A verbatim reproduction of all the entries is needed.

------------------------------------------------

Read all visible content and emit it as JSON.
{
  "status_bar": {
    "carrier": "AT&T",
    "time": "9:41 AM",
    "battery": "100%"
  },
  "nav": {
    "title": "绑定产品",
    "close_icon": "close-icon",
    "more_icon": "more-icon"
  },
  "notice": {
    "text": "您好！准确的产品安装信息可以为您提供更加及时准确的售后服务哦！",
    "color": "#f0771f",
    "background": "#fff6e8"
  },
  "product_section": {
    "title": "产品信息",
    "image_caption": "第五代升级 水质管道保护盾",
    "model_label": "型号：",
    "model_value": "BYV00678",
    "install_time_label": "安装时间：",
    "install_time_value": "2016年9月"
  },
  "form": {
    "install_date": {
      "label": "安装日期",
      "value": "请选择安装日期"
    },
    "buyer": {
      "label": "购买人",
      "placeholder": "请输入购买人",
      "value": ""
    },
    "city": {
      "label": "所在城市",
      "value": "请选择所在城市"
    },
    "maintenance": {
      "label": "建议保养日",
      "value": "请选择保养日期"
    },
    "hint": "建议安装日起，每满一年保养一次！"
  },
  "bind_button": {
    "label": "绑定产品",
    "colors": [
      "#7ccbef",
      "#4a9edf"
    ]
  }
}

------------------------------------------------

## Result
Read all visible content and emit it as JSON.
{
  "status_bar": {
    "carrier": "AT&T",
    "time": "9:41 AM",
    "battery": "100%"
  },
  "nav": {
    "title": "绑定产品",
    "close_icon": "close-icon",
    "more_icon": "more-icon"
  },
  "notice": {
    "text": "您好！准确的产品安装信息可以为您提供更加及时准确的售后服务哦！",
    "color": "#f0771f",
    "background": "#fff6e8"
  },
  "product_section": {
    "title": "产品信息",
    "image_caption": "第五代升级 水质管道保护盾",
    "model_label": "型号：",
    "model_value": "BYV00678",
    "install_time_label": "安装时间：",
    "install_time_value": "2016年9月"
  },
  "form": {
    "install_date": {
      "label": "安装日期",
      "value": "请选择安装日期"
    },
    "buyer": {
      "label": "购买人",
      "placeholder": "请输入购买人",
      "value": ""
    },
    "city": {
      "label": "所在城市",
      "value": "请选择所在城市"
    },
    "maintenance": {
      "label": "建议保养日",
      "value": "请选择保养日期"
    },
    "hint": "建议安装日起，每满一年保养一次！"
  },
  "bind_button": {
    "label": "绑定产品",
    "colors": [
      "#7ccbef",
      "#4a9edf"
    ]
  }
}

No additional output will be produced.